Task instructions
Where a line in the listing below holds the word "name", count that line; give the total alone.

Raw data
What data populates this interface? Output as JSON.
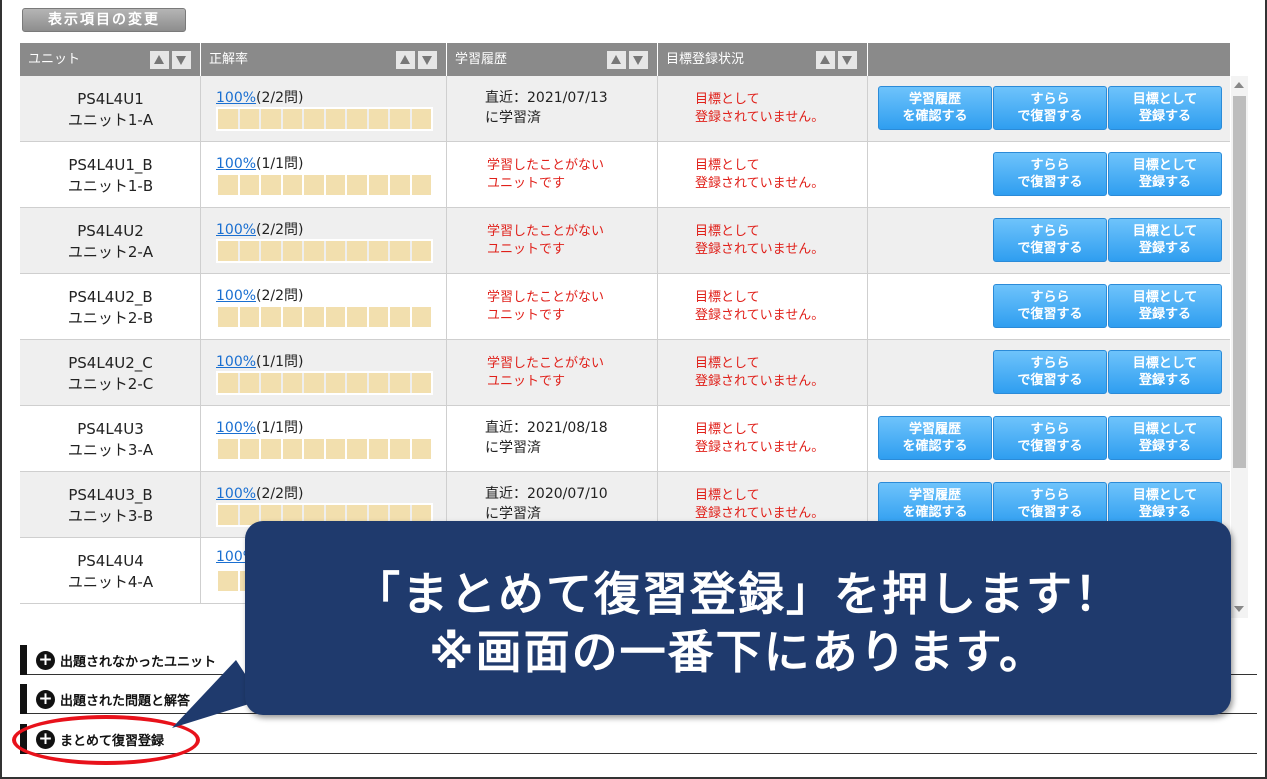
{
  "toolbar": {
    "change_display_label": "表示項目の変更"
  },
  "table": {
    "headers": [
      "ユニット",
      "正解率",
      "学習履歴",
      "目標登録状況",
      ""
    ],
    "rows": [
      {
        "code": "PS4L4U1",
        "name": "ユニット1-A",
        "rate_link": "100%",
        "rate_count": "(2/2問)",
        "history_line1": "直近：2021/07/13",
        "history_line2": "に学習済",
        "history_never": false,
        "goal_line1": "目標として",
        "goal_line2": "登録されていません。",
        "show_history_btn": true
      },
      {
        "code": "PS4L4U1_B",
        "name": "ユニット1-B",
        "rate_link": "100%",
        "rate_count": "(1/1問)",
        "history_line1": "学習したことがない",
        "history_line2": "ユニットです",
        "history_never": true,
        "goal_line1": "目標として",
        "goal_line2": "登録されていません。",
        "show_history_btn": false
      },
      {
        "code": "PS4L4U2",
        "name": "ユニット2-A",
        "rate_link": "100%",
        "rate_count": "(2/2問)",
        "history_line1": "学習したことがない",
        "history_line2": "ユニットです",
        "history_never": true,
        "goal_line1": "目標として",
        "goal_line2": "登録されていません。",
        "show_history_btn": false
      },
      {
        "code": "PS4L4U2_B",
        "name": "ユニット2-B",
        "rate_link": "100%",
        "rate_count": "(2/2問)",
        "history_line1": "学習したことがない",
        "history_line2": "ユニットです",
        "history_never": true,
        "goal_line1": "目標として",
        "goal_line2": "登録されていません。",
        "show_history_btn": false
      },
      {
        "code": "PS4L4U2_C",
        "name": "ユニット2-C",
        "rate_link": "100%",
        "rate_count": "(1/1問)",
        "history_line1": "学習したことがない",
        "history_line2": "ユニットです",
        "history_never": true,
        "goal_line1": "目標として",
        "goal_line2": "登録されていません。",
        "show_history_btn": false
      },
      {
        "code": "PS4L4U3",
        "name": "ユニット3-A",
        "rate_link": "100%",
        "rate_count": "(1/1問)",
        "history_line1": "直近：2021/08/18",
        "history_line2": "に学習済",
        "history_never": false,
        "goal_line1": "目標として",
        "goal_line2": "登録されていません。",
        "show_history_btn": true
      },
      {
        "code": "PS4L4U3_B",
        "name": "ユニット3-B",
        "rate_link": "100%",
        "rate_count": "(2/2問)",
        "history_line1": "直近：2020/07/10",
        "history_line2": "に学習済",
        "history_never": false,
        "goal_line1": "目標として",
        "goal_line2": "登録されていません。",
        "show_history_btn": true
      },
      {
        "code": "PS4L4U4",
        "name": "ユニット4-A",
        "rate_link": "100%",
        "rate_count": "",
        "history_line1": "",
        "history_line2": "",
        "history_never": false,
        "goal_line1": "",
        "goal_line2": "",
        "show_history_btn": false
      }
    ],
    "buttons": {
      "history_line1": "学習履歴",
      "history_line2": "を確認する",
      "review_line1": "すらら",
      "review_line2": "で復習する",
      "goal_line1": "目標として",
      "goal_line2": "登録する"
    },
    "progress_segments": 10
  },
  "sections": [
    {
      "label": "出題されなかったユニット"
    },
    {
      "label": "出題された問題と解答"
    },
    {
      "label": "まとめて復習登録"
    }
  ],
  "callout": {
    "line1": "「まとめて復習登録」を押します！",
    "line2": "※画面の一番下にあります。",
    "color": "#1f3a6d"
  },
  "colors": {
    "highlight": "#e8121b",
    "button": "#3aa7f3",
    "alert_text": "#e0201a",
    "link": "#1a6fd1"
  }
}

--

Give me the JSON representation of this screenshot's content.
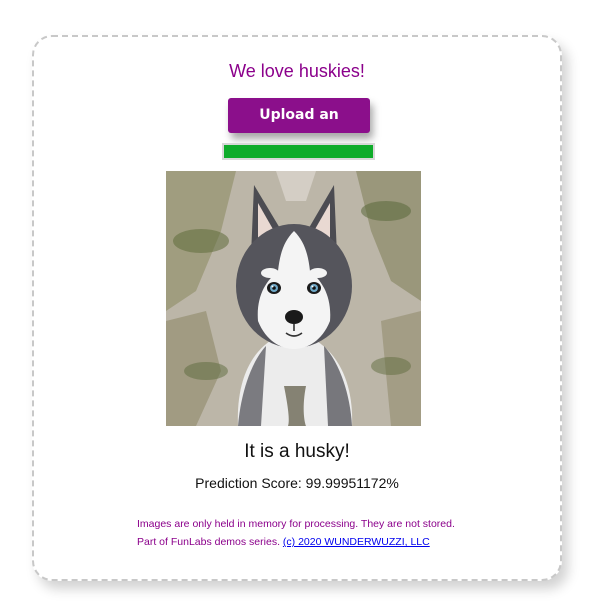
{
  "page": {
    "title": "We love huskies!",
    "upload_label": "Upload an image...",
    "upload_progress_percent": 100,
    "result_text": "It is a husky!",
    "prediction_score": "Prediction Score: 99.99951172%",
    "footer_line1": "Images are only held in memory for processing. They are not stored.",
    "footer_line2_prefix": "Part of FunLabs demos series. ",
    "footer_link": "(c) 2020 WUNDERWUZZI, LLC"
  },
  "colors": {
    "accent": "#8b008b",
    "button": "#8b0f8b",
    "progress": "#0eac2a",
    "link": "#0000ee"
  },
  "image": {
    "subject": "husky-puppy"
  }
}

Your response
8